UDR56K-4 Digital Radio

Well I've been following this UDR56K-4 Radio since it was introduced at Dayton last year.  While it was promised for late last year, it is now expected to ship late this year.  Today they offered it up for pre-sale.  I ordered a pair of them for digital comms, including Winlink or D-star (DV and DD) on the 70 cm band. 

The price around $400, but I am guessing this will rise as they are running into cost over runs and the real inflation is there so if you want one at their pre-order prices, you had better order one soon.

Some background, and ordering information is available on their blog:


Thursday, March 7, 2013

Pactor in the Pacific

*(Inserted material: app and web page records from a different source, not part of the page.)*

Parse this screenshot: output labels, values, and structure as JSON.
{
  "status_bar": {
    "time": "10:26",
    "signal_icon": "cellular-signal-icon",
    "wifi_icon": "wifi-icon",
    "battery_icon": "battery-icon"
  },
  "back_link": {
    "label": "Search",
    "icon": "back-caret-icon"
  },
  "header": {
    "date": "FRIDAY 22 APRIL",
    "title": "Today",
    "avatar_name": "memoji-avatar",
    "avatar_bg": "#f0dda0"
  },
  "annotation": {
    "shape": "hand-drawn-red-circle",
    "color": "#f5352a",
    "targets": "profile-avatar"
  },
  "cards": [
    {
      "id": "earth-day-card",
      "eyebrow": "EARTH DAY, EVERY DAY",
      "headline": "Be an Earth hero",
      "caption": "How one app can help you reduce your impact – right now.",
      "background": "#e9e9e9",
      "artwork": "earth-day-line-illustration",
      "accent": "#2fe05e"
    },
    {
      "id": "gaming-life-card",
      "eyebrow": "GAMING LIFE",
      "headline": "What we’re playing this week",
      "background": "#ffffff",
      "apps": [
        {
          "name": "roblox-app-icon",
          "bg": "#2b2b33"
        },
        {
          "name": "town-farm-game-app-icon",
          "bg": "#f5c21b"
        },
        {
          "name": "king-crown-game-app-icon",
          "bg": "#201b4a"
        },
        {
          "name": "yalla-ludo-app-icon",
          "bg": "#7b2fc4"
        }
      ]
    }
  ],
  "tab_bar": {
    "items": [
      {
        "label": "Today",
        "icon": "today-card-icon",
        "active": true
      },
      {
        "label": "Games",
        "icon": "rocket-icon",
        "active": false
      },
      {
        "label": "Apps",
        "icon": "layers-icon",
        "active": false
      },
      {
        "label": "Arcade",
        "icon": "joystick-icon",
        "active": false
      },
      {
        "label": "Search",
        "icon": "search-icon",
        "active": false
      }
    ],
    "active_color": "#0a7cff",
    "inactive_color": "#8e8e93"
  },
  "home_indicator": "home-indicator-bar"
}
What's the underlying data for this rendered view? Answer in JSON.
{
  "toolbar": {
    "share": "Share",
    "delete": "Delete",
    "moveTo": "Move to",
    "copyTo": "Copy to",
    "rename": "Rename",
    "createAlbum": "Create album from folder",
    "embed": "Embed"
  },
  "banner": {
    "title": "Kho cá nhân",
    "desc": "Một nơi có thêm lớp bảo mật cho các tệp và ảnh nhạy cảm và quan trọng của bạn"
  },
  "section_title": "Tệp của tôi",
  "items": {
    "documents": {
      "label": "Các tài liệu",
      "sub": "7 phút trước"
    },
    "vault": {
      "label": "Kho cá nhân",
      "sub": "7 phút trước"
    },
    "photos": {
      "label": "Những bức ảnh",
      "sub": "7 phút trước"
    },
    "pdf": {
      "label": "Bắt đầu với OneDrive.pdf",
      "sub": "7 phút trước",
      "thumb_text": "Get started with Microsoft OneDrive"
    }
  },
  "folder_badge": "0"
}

I was able to spend a bit of time on the radio during my last voyage. It was a new ship for me, and my third command. The ship is a container carrier named the CAPT STEVEN L BENNETT. She was ending her US Navy charter and I was tasked with bringing her to the shipyard and getting her ready for commercial service. I joined the ship in San Francisco, California and brought her to the yard in Singapore. This would be a voyage of at least four weeks so there would be plenty of time to get on the air. Since I was the captain, I had a nice office near a window just under the bridge. I was able to run coax and a remote tuner control cable out through a pre-existing hole near my porthole and up to the bridge rail. On the rail I mounted my Icom AH-4 remote tuner and ran about 10 meters of wire in a sloping configuration to the top of the INMARSAT dome mast on the starboard side of the ship. I was able to tune from 40 to 6 meters with this wire which was about 25 meters over the water. I grounded both the rig and the tuner directly to the ship's hull, which is about the best ground you can get. My rig consisted of my old standby mobile rig, the now aging Icom 706 MKIIg. I had a small switching power supply and for digital comms I had my Rigblaster NoMic for soundcard modes and my SCS DR-7800 P4 Dragon modem. The latter is THE box for Pactor, outperforming all comers in pactor comms. Most sailors tend to use Pactor solely for moving email over the Winlink 2000 system. I cannot deny that much of my Pactor time was spent moving email to my friends and family via this system. While the INMARSAT system was certainly faster and more reliable, I like using radio and enjoy moving the personal mail over this system. I was able to make links nearly every day first from US West coast stations and then Alaska, and finally China and Russia. I was able to make Pactor III links the entire time, and speedlevels ranged from SL 1 on the weak links to SL 6 when I was fairly close. I had only 1 SL 6 link when I used the PTC-IIe and that was from a very nearby station. With the Dragon, the average link was SL3 (1400 bps) with several miles of distance between myself and the shore station, with several links being SL5 or SL6 (about 3600 bps). The only time I had issues with WL2K was in the South China Sea. While there are several nearby shore stations, I had a devil of a time accessing them as soon as I entered the Sea. This continued all the way to Singapore. I did not only use the Dragon for email however. I was able to work US and Canadian stations on Pactor well West of the Hawaiian islands. I was impressed with the robust nature of pactor. Most of these links were Pactor 2, but I did have some Pactor I and Pactor QSO's as well. We did not tend to move files during these QSO's but rather just text sent in the blocks that happens with the TOR modes. A bit closer to Asia I was able to work a few Japanese stations as well as a gentleman in Thailand. Unfortunately, I was never able to work any Australians on Pactor, and only a couple on SSB. I was also able to get on PSK31 a few days and even worked some 10 meter SSB, although I am not too partial to voice these days. What is really fun is seeing how the change in location (about 350 miles a day) did to propagation. An area you worked yesterday just fine, will no longer be coming in, and a new area you haven't heard yet, will come in no problem. I did try to take a listen and even called CQ on 6 meters, but the band wasn't open, so no joy in the VHF part of the spectrum. It was a good trip as far as radio went, and we will see how it goes next time out there. 73 Jeremy